---------- DATA SECTION ----------

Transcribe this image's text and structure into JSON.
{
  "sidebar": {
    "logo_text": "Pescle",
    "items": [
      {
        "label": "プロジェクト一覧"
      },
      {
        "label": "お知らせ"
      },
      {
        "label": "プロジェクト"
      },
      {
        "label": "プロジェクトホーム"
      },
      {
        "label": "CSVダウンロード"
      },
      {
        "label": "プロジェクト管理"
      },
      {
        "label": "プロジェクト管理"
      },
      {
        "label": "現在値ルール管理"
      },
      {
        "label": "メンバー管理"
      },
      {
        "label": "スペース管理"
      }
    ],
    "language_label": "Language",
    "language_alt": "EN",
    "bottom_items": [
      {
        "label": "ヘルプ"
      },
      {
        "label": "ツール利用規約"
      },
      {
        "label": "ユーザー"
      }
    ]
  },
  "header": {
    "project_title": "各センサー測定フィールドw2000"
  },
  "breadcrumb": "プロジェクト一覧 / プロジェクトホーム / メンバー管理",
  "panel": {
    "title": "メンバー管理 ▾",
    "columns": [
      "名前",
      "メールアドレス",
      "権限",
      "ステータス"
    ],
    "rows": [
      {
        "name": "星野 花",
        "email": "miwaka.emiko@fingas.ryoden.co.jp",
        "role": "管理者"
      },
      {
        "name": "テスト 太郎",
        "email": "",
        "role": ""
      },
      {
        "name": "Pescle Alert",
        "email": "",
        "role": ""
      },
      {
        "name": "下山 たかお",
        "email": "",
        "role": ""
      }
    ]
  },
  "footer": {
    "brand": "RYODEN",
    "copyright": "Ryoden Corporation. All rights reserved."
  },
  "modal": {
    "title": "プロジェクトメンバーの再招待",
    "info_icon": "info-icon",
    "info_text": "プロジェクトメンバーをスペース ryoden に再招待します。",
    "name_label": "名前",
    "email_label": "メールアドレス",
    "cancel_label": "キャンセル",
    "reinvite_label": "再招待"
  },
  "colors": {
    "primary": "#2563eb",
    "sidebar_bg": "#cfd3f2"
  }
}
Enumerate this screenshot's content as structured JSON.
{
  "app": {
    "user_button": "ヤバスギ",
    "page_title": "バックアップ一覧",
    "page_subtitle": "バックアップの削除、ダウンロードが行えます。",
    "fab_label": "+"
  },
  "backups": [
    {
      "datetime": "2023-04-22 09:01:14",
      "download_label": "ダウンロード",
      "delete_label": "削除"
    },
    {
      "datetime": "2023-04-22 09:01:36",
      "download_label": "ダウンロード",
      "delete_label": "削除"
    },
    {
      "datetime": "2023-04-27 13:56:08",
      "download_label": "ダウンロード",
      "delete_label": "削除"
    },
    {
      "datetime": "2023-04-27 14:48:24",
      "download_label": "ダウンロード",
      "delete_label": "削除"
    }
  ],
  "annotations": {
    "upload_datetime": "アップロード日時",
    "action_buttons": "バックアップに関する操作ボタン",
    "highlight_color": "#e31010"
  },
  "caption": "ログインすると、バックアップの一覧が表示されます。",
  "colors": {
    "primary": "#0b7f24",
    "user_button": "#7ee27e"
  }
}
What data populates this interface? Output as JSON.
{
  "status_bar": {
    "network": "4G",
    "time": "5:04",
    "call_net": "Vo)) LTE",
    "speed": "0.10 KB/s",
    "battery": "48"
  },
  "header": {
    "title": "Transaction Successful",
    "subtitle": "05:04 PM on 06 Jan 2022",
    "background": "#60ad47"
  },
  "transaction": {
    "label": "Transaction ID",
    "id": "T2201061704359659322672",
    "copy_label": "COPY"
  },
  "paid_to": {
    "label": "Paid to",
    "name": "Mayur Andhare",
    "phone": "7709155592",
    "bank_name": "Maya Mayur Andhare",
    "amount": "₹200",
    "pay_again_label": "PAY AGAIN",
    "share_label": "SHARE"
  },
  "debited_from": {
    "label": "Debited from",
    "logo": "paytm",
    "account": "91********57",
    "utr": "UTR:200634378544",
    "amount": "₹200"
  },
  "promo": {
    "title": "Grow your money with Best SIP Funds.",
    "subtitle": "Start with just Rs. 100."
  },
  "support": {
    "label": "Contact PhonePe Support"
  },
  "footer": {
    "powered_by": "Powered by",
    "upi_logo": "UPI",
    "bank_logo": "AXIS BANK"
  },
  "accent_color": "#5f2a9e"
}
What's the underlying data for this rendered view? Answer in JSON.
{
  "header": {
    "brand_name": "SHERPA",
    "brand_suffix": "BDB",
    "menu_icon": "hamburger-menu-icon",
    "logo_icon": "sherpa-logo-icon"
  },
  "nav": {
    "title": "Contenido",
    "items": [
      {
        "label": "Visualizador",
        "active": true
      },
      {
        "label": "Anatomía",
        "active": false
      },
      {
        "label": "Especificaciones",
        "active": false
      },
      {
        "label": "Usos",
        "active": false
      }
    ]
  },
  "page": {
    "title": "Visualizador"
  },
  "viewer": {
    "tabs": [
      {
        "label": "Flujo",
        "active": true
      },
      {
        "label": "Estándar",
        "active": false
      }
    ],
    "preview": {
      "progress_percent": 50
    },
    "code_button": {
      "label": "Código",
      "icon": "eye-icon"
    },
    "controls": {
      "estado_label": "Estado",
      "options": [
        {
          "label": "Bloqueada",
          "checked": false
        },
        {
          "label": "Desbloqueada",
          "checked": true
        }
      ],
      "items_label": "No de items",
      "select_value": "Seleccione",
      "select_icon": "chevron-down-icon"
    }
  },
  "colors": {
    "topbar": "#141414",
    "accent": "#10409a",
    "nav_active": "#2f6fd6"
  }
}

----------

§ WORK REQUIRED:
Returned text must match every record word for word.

§ OUTPUT FOR THIS EXERCISE:
Transcribe this image's text and structure into JSON.
{
  "sidebar": {
    "logo_text": "Pescle",
    "items": [
      {
        "label": "プロジェクト一覧"
      },
      {
        "label": "お知らせ"
      },
      {
        "label": "プロジェクト"
      },
      {
        "label": "プロジェクトホーム"
      },
      {
        "label": "CSVダウンロード"
      },
      {
        "label": "プロジェクト管理"
      },
      {
        "label": "プロジェクト管理"
      },
      {
        "label": "現在値ルール管理"
      },
      {
        "label": "メンバー管理"
      },
      {
        "label": "スペース管理"
      }
    ],
    "language_label": "Language",
    "language_alt": "EN",
    "bottom_items": [
      {
        "label": "ヘルプ"
      },
      {
        "label": "ツール利用規約"
      },
      {
        "label": "ユーザー"
      }
    ]
  },
  "header": {
    "project_title": "各センサー測定フィールドw2000"
  },
  "breadcrumb": "プロジェクト一覧 / プロジェクトホーム / メンバー管理",
  "panel": {
    "title": "メンバー管理 ▾",
    "columns": [
      "名前",
      "メールアドレス",
      "権限",
      "ステータス"
    ],
    "rows": [
      {
        "name": "星野 花",
        "email": "miwaka.emiko@fingas.ryoden.co.jp",
        "role": "管理者"
      },
      {
        "name": "テスト 太郎",
        "email": "",
        "role": ""
      },
      {
        "name": "Pescle Alert",
        "email": "",
        "role": ""
      },
      {
        "name": "下山 たかお",
        "email": "",
        "role": ""
      }
    ]
  },
  "footer": {
    "brand": "RYODEN",
    "copyright": "Ryoden Corporation. All rights reserved."
  },
  "modal": {
    "title": "プロジェクトメンバーの再招待",
    "info_icon": "info-icon",
    "info_text": "プロジェクトメンバーをスペース ryoden に再招待します。",
    "name_label": "名前",
    "email_label": "メールアドレス",
    "cancel_label": "キャンセル",
    "reinvite_label": "再招待"
  },
  "colors": {
    "primary": "#2563eb",
    "sidebar_bg": "#cfd3f2"
  }
}
Enumerate this screenshot's content as structured JSON.
{
  "app": {
    "user_button": "ヤバスギ",
    "page_title": "バックアップ一覧",
    "page_subtitle": "バックアップの削除、ダウンロードが行えます。",
    "fab_label": "+"
  },
  "backups": [
    {
      "datetime": "2023-04-22 09:01:14",
      "download_label": "ダウンロード",
      "delete_label": "削除"
    },
    {
      "datetime": "2023-04-22 09:01:36",
      "download_label": "ダウンロード",
      "delete_label": "削除"
    },
    {
      "datetime": "2023-04-27 13:56:08",
      "download_label": "ダウンロード",
      "delete_label": "削除"
    },
    {
      "datetime": "2023-04-27 14:48:24",
      "download_label": "ダウンロード",
      "delete_label": "削除"
    }
  ],
  "annotations": {
    "upload_datetime": "アップロード日時",
    "action_buttons": "バックアップに関する操作ボタン",
    "highlight_color": "#e31010"
  },
  "caption": "ログインすると、バックアップの一覧が表示されます。",
  "colors": {
    "primary": "#0b7f24",
    "user_button": "#7ee27e"
  }
}
What data populates this interface? Output as JSON.
{
  "status_bar": {
    "network": "4G",
    "time": "5:04",
    "call_net": "Vo)) LTE",
    "speed": "0.10 KB/s",
    "battery": "48"
  },
  "header": {
    "title": "Transaction Successful",
    "subtitle": "05:04 PM on 06 Jan 2022",
    "background": "#60ad47"
  },
  "transaction": {
    "label": "Transaction ID",
    "id": "T2201061704359659322672",
    "copy_label": "COPY"
  },
  "paid_to": {
    "label": "Paid to",
    "name": "Mayur Andhare",
    "phone": "7709155592",
    "bank_name": "Maya Mayur Andhare",
    "amount": "₹200",
    "pay_again_label": "PAY AGAIN",
    "share_label": "SHARE"
  },
  "debited_from": {
    "label": "Debited from",
    "logo": "paytm",
    "account": "91********57",
    "utr": "UTR:200634378544",
    "amount": "₹200"
  },
  "promo": {
    "title": "Grow your money with Best SIP Funds.",
    "subtitle": "Start with just Rs. 100."
  },
  "support": {
    "label": "Contact PhonePe Support"
  },
  "footer": {
    "powered_by": "Powered by",
    "upi_logo": "UPI",
    "bank_logo": "AXIS BANK"
  },
  "accent_color": "#5f2a9e"
}
What's the underlying data for this rendered view? Answer in JSON.
{
  "header": {
    "brand_name": "SHERPA",
    "brand_suffix": "BDB",
    "menu_icon": "hamburger-menu-icon",
    "logo_icon": "sherpa-logo-icon"
  },
  "nav": {
    "title": "Contenido",
    "items": [
      {
        "label": "Visualizador",
        "active": true
      },
      {
        "label": "Anatomía",
        "active": false
      },
      {
        "label": "Especificaciones",
        "active": false
      },
      {
        "label": "Usos",
        "active": false
      }
    ]
  },
  "page": {
    "title": "Visualizador"
  },
  "viewer": {
    "tabs": [
      {
        "label": "Flujo",
        "active": true
      },
      {
        "label": "Estándar",
        "active": false
      }
    ],
    "preview": {
      "progress_percent": 50
    },
    "code_button": {
      "label": "Código",
      "icon": "eye-icon"
    },
    "controls": {
      "estado_label": "Estado",
      "options": [
        {
          "label": "Bloqueada",
          "checked": false
        },
        {
          "label": "Desbloqueada",
          "checked": true
        }
      ],
      "items_label": "No de items",
      "select_value": "Seleccione",
      "select_icon": "chevron-down-icon"
    }
  },
  "colors": {
    "topbar": "#141414",
    "accent": "#10409a",
    "nav_active": "#2f6fd6"
  }
}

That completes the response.